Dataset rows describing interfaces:
◆ ◆ ◆ ◆ ◆

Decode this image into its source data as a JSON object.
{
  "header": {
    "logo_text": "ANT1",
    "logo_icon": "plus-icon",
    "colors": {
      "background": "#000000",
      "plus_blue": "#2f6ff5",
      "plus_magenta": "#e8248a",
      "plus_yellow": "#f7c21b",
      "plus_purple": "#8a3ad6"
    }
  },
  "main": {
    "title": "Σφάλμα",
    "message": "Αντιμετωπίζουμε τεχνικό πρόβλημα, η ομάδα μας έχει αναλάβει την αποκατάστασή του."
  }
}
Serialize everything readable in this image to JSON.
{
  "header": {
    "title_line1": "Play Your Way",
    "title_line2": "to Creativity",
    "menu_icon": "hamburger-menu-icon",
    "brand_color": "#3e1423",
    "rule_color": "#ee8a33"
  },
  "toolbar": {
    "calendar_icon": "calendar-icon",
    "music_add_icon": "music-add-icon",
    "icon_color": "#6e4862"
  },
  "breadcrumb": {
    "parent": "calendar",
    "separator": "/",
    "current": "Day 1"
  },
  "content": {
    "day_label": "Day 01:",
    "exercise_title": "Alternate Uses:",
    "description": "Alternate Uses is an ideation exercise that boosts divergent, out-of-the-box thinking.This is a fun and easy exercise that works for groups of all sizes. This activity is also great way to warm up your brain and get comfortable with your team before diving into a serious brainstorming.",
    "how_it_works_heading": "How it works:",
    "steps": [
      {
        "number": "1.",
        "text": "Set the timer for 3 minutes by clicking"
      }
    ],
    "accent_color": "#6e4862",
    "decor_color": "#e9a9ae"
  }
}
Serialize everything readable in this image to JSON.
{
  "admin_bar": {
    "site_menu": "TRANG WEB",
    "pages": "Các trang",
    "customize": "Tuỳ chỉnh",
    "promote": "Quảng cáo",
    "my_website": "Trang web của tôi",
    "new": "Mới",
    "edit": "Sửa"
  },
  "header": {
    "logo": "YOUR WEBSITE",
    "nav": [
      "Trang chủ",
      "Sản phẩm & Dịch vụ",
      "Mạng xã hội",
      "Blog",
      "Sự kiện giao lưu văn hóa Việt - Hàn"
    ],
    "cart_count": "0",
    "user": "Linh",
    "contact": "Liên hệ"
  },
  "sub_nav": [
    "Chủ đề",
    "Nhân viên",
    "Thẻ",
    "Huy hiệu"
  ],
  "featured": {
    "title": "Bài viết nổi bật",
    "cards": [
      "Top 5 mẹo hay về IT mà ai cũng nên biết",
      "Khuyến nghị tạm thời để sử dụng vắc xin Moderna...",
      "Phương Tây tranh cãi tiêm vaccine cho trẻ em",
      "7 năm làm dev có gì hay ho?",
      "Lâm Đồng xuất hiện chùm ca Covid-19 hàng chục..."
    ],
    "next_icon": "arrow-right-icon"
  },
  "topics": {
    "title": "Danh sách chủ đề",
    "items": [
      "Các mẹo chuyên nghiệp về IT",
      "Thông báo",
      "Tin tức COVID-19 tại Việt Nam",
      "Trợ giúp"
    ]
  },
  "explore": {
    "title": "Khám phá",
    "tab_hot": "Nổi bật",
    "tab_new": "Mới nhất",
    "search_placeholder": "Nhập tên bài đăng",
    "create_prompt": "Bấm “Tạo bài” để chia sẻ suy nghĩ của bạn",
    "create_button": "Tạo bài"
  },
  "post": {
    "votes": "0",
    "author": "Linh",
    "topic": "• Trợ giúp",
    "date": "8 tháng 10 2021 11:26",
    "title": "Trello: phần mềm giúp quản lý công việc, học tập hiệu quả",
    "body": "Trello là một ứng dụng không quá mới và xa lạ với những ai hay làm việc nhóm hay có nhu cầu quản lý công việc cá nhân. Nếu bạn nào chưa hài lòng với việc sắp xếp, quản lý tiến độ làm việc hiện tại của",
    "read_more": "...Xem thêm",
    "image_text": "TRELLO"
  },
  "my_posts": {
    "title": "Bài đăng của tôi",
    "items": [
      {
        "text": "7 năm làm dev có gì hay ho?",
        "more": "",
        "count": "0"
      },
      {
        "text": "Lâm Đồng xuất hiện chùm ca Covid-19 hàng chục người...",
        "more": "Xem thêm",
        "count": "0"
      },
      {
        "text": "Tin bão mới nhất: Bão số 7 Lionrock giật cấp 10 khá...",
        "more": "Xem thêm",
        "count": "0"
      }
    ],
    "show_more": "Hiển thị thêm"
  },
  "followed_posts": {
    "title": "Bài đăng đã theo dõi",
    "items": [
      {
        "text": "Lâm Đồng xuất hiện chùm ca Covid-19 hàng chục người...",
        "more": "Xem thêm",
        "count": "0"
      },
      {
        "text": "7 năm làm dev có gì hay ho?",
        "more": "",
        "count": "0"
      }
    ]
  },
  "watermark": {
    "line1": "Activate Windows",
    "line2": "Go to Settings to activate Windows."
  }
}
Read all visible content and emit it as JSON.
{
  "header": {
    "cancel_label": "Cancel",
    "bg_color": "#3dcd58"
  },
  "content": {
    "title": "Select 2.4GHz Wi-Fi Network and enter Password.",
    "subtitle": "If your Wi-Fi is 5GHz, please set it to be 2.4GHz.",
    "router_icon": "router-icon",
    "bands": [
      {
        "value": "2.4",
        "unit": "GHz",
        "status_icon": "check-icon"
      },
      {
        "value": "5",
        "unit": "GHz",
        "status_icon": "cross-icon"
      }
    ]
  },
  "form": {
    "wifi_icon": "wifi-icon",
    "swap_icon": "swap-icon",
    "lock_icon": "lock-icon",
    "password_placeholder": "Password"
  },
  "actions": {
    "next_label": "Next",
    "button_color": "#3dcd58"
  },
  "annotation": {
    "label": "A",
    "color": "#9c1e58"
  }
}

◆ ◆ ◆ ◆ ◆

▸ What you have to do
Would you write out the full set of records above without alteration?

▸ Output for this exercise
Decode this image into its source data as a JSON object.
{
  "header": {
    "logo_text": "ANT1",
    "logo_icon": "plus-icon",
    "colors": {
      "background": "#000000",
      "plus_blue": "#2f6ff5",
      "plus_magenta": "#e8248a",
      "plus_yellow": "#f7c21b",
      "plus_purple": "#8a3ad6"
    }
  },
  "main": {
    "title": "Σφάλμα",
    "message": "Αντιμετωπίζουμε τεχνικό πρόβλημα, η ομάδα μας έχει αναλάβει την αποκατάστασή του."
  }
}
Serialize everything readable in this image to JSON.
{
  "header": {
    "title_line1": "Play Your Way",
    "title_line2": "to Creativity",
    "menu_icon": "hamburger-menu-icon",
    "brand_color": "#3e1423",
    "rule_color": "#ee8a33"
  },
  "toolbar": {
    "calendar_icon": "calendar-icon",
    "music_add_icon": "music-add-icon",
    "icon_color": "#6e4862"
  },
  "breadcrumb": {
    "parent": "calendar",
    "separator": "/",
    "current": "Day 1"
  },
  "content": {
    "day_label": "Day 01:",
    "exercise_title": "Alternate Uses:",
    "description": "Alternate Uses is an ideation exercise that boosts divergent, out-of-the-box thinking.This is a fun and easy exercise that works for groups of all sizes. This activity is also great way to warm up your brain and get comfortable with your team before diving into a serious brainstorming.",
    "how_it_works_heading": "How it works:",
    "steps": [
      {
        "number": "1.",
        "text": "Set the timer for 3 minutes by clicking"
      }
    ],
    "accent_color": "#6e4862",
    "decor_color": "#e9a9ae"
  }
}
Serialize everything readable in this image to JSON.
{
  "admin_bar": {
    "site_menu": "TRANG WEB",
    "pages": "Các trang",
    "customize": "Tuỳ chỉnh",
    "promote": "Quảng cáo",
    "my_website": "Trang web của tôi",
    "new": "Mới",
    "edit": "Sửa"
  },
  "header": {
    "logo": "YOUR WEBSITE",
    "nav": [
      "Trang chủ",
      "Sản phẩm & Dịch vụ",
      "Mạng xã hội",
      "Blog",
      "Sự kiện giao lưu văn hóa Việt - Hàn"
    ],
    "cart_count": "0",
    "user": "Linh",
    "contact": "Liên hệ"
  },
  "sub_nav": [
    "Chủ đề",
    "Nhân viên",
    "Thẻ",
    "Huy hiệu"
  ],
  "featured": {
    "title": "Bài viết nổi bật",
    "cards": [
      "Top 5 mẹo hay về IT mà ai cũng nên biết",
      "Khuyến nghị tạm thời để sử dụng vắc xin Moderna...",
      "Phương Tây tranh cãi tiêm vaccine cho trẻ em",
      "7 năm làm dev có gì hay ho?",
      "Lâm Đồng xuất hiện chùm ca Covid-19 hàng chục..."
    ],
    "next_icon": "arrow-right-icon"
  },
  "topics": {
    "title": "Danh sách chủ đề",
    "items": [
      "Các mẹo chuyên nghiệp về IT",
      "Thông báo",
      "Tin tức COVID-19 tại Việt Nam",
      "Trợ giúp"
    ]
  },
  "explore": {
    "title": "Khám phá",
    "tab_hot": "Nổi bật",
    "tab_new": "Mới nhất",
    "search_placeholder": "Nhập tên bài đăng",
    "create_prompt": "Bấm “Tạo bài” để chia sẻ suy nghĩ của bạn",
    "create_button": "Tạo bài"
  },
  "post": {
    "votes": "0",
    "author": "Linh",
    "topic": "• Trợ giúp",
    "date": "8 tháng 10 2021 11:26",
    "title": "Trello: phần mềm giúp quản lý công việc, học tập hiệu quả",
    "body": "Trello là một ứng dụng không quá mới và xa lạ với những ai hay làm việc nhóm hay có nhu cầu quản lý công việc cá nhân. Nếu bạn nào chưa hài lòng với việc sắp xếp, quản lý tiến độ làm việc hiện tại của",
    "read_more": "...Xem thêm",
    "image_text": "TRELLO"
  },
  "my_posts": {
    "title": "Bài đăng của tôi",
    "items": [
      {
        "text": "7 năm làm dev có gì hay ho?",
        "more": "",
        "count": "0"
      },
      {
        "text": "Lâm Đồng xuất hiện chùm ca Covid-19 hàng chục người...",
        "more": "Xem thêm",
        "count": "0"
      },
      {
        "text": "Tin bão mới nhất: Bão số 7 Lionrock giật cấp 10 khá...",
        "more": "Xem thêm",
        "count": "0"
      }
    ],
    "show_more": "Hiển thị thêm"
  },
  "followed_posts": {
    "title": "Bài đăng đã theo dõi",
    "items": [
      {
        "text": "Lâm Đồng xuất hiện chùm ca Covid-19 hàng chục người...",
        "more": "Xem thêm",
        "count": "0"
      },
      {
        "text": "7 năm làm dev có gì hay ho?",
        "more": "",
        "count": "0"
      }
    ]
  },
  "watermark": {
    "line1": "Activate Windows",
    "line2": "Go to Settings to activate Windows."
  }
}
Read all visible content and emit it as JSON.
{
  "header": {
    "cancel_label": "Cancel",
    "bg_color": "#3dcd58"
  },
  "content": {
    "title": "Select 2.4GHz Wi-Fi Network and enter Password.",
    "subtitle": "If your Wi-Fi is 5GHz, please set it to be 2.4GHz.",
    "router_icon": "router-icon",
    "bands": [
      {
        "value": "2.4",
        "unit": "GHz",
        "status_icon": "check-icon"
      },
      {
        "value": "5",
        "unit": "GHz",
        "status_icon": "cross-icon"
      }
    ]
  },
  "form": {
    "wifi_icon": "wifi-icon",
    "swap_icon": "swap-icon",
    "lock_icon": "lock-icon",
    "password_placeholder": "Password"
  },
  "actions": {
    "next_label": "Next",
    "button_color": "#3dcd58"
  },
  "annotation": {
    "label": "A",
    "color": "#9c1e58"
  }
}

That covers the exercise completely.